*Excerpts from an interface dataset*:

----------

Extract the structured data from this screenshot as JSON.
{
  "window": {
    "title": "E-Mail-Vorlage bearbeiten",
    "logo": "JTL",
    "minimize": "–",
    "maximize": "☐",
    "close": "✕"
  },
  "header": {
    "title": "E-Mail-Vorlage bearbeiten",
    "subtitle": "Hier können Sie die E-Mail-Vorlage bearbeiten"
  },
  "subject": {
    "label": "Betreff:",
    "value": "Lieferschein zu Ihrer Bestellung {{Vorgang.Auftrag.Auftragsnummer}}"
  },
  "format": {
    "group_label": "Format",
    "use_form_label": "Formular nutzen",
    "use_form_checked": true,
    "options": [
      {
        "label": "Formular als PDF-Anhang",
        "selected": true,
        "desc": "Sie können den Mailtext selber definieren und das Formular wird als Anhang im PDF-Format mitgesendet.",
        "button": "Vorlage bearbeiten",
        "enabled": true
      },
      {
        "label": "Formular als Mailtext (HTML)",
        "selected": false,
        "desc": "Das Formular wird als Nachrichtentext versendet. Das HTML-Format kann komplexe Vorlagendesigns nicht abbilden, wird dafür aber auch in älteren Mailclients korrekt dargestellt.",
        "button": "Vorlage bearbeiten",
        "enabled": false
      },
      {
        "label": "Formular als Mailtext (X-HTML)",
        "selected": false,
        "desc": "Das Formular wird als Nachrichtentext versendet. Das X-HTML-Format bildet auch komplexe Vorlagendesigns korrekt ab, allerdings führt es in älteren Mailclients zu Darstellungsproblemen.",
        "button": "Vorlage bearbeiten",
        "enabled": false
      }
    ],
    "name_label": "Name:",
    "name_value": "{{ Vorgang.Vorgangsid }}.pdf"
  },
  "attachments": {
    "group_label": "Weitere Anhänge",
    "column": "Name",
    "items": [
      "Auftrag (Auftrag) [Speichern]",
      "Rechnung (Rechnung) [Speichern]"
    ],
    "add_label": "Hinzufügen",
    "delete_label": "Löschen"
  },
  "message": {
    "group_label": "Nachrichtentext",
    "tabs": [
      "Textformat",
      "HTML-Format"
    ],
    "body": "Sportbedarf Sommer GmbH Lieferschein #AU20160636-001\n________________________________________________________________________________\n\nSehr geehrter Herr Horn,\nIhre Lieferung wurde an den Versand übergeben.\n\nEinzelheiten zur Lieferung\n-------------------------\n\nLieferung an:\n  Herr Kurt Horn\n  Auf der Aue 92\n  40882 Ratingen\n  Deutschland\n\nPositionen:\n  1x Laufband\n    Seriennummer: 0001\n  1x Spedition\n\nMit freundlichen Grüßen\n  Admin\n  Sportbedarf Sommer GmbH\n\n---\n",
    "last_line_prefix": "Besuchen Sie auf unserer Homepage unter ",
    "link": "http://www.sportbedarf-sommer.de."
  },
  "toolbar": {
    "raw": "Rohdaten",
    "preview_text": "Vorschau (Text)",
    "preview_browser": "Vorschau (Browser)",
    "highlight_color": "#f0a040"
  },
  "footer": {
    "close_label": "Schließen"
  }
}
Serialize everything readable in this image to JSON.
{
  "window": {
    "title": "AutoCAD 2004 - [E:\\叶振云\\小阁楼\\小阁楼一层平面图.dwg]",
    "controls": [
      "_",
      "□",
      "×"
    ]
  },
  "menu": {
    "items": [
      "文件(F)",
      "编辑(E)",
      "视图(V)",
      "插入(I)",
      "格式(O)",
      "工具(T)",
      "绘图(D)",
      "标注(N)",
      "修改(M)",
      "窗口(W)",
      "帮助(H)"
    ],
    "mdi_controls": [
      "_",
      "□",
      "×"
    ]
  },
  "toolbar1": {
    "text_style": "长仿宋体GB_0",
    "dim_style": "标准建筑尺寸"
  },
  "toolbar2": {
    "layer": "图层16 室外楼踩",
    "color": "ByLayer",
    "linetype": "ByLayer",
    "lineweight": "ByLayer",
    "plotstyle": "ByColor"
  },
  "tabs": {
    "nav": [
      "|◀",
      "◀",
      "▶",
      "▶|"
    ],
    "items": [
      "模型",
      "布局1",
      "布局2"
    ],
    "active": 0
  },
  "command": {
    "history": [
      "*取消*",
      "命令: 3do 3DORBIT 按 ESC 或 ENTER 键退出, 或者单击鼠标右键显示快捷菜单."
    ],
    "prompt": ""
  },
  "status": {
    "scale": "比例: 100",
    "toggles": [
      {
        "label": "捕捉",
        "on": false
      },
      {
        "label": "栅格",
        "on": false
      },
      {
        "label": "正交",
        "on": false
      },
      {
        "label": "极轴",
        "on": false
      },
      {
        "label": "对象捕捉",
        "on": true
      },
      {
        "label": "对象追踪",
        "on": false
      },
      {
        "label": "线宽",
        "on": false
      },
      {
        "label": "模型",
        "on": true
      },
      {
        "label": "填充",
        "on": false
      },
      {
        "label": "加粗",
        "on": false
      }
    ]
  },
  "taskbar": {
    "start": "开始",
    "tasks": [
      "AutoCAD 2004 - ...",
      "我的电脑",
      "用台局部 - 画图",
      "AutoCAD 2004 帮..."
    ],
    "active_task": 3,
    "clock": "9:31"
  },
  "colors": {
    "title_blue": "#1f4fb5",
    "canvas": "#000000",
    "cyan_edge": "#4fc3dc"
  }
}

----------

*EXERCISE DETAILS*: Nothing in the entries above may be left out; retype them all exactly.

*ANSWER TO THE PROBLEM*:
Extract the structured data from this screenshot as JSON.
{
  "window": {
    "title": "E-Mail-Vorlage bearbeiten",
    "logo": "JTL",
    "minimize": "–",
    "maximize": "☐",
    "close": "✕"
  },
  "header": {
    "title": "E-Mail-Vorlage bearbeiten",
    "subtitle": "Hier können Sie die E-Mail-Vorlage bearbeiten"
  },
  "subject": {
    "label": "Betreff:",
    "value": "Lieferschein zu Ihrer Bestellung {{Vorgang.Auftrag.Auftragsnummer}}"
  },
  "format": {
    "group_label": "Format",
    "use_form_label": "Formular nutzen",
    "use_form_checked": true,
    "options": [
      {
        "label": "Formular als PDF-Anhang",
        "selected": true,
        "desc": "Sie können den Mailtext selber definieren und das Formular wird als Anhang im PDF-Format mitgesendet.",
        "button": "Vorlage bearbeiten",
        "enabled": true
      },
      {
        "label": "Formular als Mailtext (HTML)",
        "selected": false,
        "desc": "Das Formular wird als Nachrichtentext versendet. Das HTML-Format kann komplexe Vorlagendesigns nicht abbilden, wird dafür aber auch in älteren Mailclients korrekt dargestellt.",
        "button": "Vorlage bearbeiten",
        "enabled": false
      },
      {
        "label": "Formular als Mailtext (X-HTML)",
        "selected": false,
        "desc": "Das Formular wird als Nachrichtentext versendet. Das X-HTML-Format bildet auch komplexe Vorlagendesigns korrekt ab, allerdings führt es in älteren Mailclients zu Darstellungsproblemen.",
        "button": "Vorlage bearbeiten",
        "enabled": false
      }
    ],
    "name_label": "Name:",
    "name_value": "{{ Vorgang.Vorgangsid }}.pdf"
  },
  "attachments": {
    "group_label": "Weitere Anhänge",
    "column": "Name",
    "items": [
      "Auftrag (Auftrag) [Speichern]",
      "Rechnung (Rechnung) [Speichern]"
    ],
    "add_label": "Hinzufügen",
    "delete_label": "Löschen"
  },
  "message": {
    "group_label": "Nachrichtentext",
    "tabs": [
      "Textformat",
      "HTML-Format"
    ],
    "body": "Sportbedarf Sommer GmbH Lieferschein #AU20160636-001\n________________________________________________________________________________\n\nSehr geehrter Herr Horn,\nIhre Lieferung wurde an den Versand übergeben.\n\nEinzelheiten zur Lieferung\n-------------------------\n\nLieferung an:\n  Herr Kurt Horn\n  Auf der Aue 92\n  40882 Ratingen\n  Deutschland\n\nPositionen:\n  1x Laufband\n    Seriennummer: 0001\n  1x Spedition\n\nMit freundlichen Grüßen\n  Admin\n  Sportbedarf Sommer GmbH\n\n---\n",
    "last_line_prefix": "Besuchen Sie auf unserer Homepage unter ",
    "link": "http://www.sportbedarf-sommer.de."
  },
  "toolbar": {
    "raw": "Rohdaten",
    "preview_text": "Vorschau (Text)",
    "preview_browser": "Vorschau (Browser)",
    "highlight_color": "#f0a040"
  },
  "footer": {
    "close_label": "Schließen"
  }
}
Serialize everything readable in this image to JSON.
{
  "window": {
    "title": "AutoCAD 2004 - [E:\\叶振云\\小阁楼\\小阁楼一层平面图.dwg]",
    "controls": [
      "_",
      "□",
      "×"
    ]
  },
  "menu": {
    "items": [
      "文件(F)",
      "编辑(E)",
      "视图(V)",
      "插入(I)",
      "格式(O)",
      "工具(T)",
      "绘图(D)",
      "标注(N)",
      "修改(M)",
      "窗口(W)",
      "帮助(H)"
    ],
    "mdi_controls": [
      "_",
      "□",
      "×"
    ]
  },
  "toolbar1": {
    "text_style": "长仿宋体GB_0",
    "dim_style": "标准建筑尺寸"
  },
  "toolbar2": {
    "layer": "图层16 室外楼踩",
    "color": "ByLayer",
    "linetype": "ByLayer",
    "lineweight": "ByLayer",
    "plotstyle": "ByColor"
  },
  "tabs": {
    "nav": [
      "|◀",
      "◀",
      "▶",
      "▶|"
    ],
    "items": [
      "模型",
      "布局1",
      "布局2"
    ],
    "active": 0
  },
  "command": {
    "history": [
      "*取消*",
      "命令: 3do 3DORBIT 按 ESC 或 ENTER 键退出, 或者单击鼠标右键显示快捷菜单."
    ],
    "prompt": ""
  },
  "status": {
    "scale": "比例: 100",
    "toggles": [
      {
        "label": "捕捉",
        "on": false
      },
      {
        "label": "栅格",
        "on": false
      },
      {
        "label": "正交",
        "on": false
      },
      {
        "label": "极轴",
        "on": false
      },
      {
        "label": "对象捕捉",
        "on": true
      },
      {
        "label": "对象追踪",
        "on": false
      },
      {
        "label": "线宽",
        "on": false
      },
      {
        "label": "模型",
        "on": true
      },
      {
        "label": "填充",
        "on": false
      },
      {
        "label": "加粗",
        "on": false
      }
    ]
  },
  "taskbar": {
    "start": "开始",
    "tasks": [
      "AutoCAD 2004 - ...",
      "我的电脑",
      "用台局部 - 画图",
      "AutoCAD 2004 帮..."
    ],
    "active_task": 3,
    "clock": "9:31"
  },
  "colors": {
    "title_blue": "#1f4fb5",
    "canvas": "#000000",
    "cyan_edge": "#4fc3dc"
  }
}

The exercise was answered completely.